Zoe contends, though, that “a Chinatown, one restaurant does not make.” While eateries do convey some of the neighborhood’s history, Zoe states that a true Chinatown renaissance would require far more public and private investment than is currently on the table. Tommy Lee, owner of Hop Alley in nearby RiNo, agrees, noting that a physical center for Chinese culture could help maintain business for Chinese restaurants by drawing in more customers. “If we had a Chinatown like San Francisco or whatever, that would be awesome,” Lee says. “I don’t know if it’s possible at a city like Denver.”

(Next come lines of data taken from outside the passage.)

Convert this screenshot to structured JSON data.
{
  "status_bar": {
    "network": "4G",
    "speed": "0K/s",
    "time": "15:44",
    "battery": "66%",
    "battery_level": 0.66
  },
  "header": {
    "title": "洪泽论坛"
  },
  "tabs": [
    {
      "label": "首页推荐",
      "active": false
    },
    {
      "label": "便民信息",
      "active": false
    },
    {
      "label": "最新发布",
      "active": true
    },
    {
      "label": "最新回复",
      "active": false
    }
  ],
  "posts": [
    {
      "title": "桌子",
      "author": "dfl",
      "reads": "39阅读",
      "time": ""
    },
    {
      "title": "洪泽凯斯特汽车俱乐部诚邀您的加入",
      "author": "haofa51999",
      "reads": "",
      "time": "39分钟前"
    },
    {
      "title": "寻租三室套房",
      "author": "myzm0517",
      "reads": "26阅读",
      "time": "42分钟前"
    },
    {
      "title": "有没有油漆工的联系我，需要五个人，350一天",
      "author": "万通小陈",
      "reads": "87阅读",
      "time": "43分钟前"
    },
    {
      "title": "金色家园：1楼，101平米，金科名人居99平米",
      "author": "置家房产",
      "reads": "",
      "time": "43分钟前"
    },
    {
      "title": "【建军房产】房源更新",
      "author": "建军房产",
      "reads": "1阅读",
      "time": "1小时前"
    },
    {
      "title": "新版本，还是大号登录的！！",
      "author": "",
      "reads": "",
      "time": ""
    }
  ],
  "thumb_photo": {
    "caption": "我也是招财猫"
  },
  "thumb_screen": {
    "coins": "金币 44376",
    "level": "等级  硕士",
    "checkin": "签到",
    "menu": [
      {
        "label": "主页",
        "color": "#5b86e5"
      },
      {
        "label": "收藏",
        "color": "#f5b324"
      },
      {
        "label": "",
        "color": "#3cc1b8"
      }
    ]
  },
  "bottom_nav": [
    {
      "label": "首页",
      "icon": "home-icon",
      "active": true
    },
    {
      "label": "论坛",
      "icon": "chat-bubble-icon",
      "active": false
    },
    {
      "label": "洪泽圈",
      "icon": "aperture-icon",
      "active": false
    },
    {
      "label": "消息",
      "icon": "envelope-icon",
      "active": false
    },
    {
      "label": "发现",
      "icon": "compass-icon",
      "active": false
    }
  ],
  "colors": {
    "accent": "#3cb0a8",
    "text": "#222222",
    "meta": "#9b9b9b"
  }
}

Keeping a dining establishment afloat in the area is also not easy, says Zoe. It comes down to the prevailing belief that Chinese cuisine is cheap. “Because of that expectation,” he says, “it becomes a kind of self-fulfilling prophecy that people say, ‘Well, I don’t think a Chinese dish should cost more than $10 or $15.’ ” Upcharges are risky, so often Chinese restaurants must locate themselves in low-rent districts. The persistence of spots like Zoe’s and JJ Bistro in the heart of downtown—which has served Sichuan and Mandarin Chinese staples in Sakura Square since 2005—is a triumph in a neighborhood known for its pricey real estate. 

“[Zoe’s] a braver person than I am,” says Lee, regarding Zo Ma Ma and Dragonfly Noodles’ placement in LoDo. Through conversations with Chinese restaurant owners across town, though, Lee knows that inflation has hit everyone. The cost of operating a dining establishment anywhere in the Mile High City is rising. “It’s definitely not cheap anymore,” he says.

Despite the challenges, Denver’s Chinese and Asian-American communities continue to advocate for themselves, in ways both big and small. Lee was careful in choosing “Hop Alley” when naming his restaurant; he wanted the name to be a reminder of Chinatown’s history and serve as an act of reclamation as a Chinese American himself. 

In April, the city of Denver formally apologized for the 1880 riot. A letter detailing the city’s involvement in discriminatory practices—like providing no compensation or legal justice for victims of the riot, pushing remaining Chinese residents out of the city in subsequent decades, and eventually razing the abandoned neighborhood—is another step in recognizing the damaged history of Denver’s Chinese population.

Social activism has also recently ignited around the only significant historical marker of the riot. This past August, city of Denver officials, along with members of Denver’s Asian American and Pacific Islander communities, removed the Hop Alley plaque from 1962 Blake Street. Historian William Wei, board member of the Colorado Asian Pacific Union (CAPU), described the plaque’s central issue to Colorado Public Radio in 2019. “If you read this plaque carefully, you notice that it does not actually dwell on the victims of this race riot, the Chinese… instead, it focuses on the heroes who came to their rescue.”

Kai Vong, secretary of CAPU and a sophomore at Western Colorado University, was part of the team that spearheaded the plaque’s removal. He says the project was harder than anticipated, especially because CAPU and the city could not reach the owner of the building on which the plaque hung. Only through Denver’s chief equity officer Dr. Aisha Rousseau could CAPU locate the owner to receive permission to proceed. 

Moving forward, CAPU plans to install three new markers as well as a mural at Denver Fire Station Number 4 to communicate the story of the city’s Chinatown with more historical and geographical accuracy. In the apology letter issued to the Chinese community earlier this year, Mayor Michael Hancock also said that Denver is committed to establishing an Asian Pacific Historic District, sponsoring the painting of public murals, and other initiatives to bring awareness to the culture and history of Asian Pacific Coloradans.

As for Vong, a Chinese American born in Hawaii that moved to Colorado at age seven, he remembers the racism and stereotypes he was first exposed to after moving to Denver. But more than that, he remembers the pride that he developed regardless, which led him to his current advocacy work. “There may not be a lot of us,” Vong says, “but the people that are here are still experiencing all the same things, and just try to find a group to unite us all together.”

Donate to Colorado Asian Pacific United’s Re-envisioning Denver’s Historic Chinatown initiative here.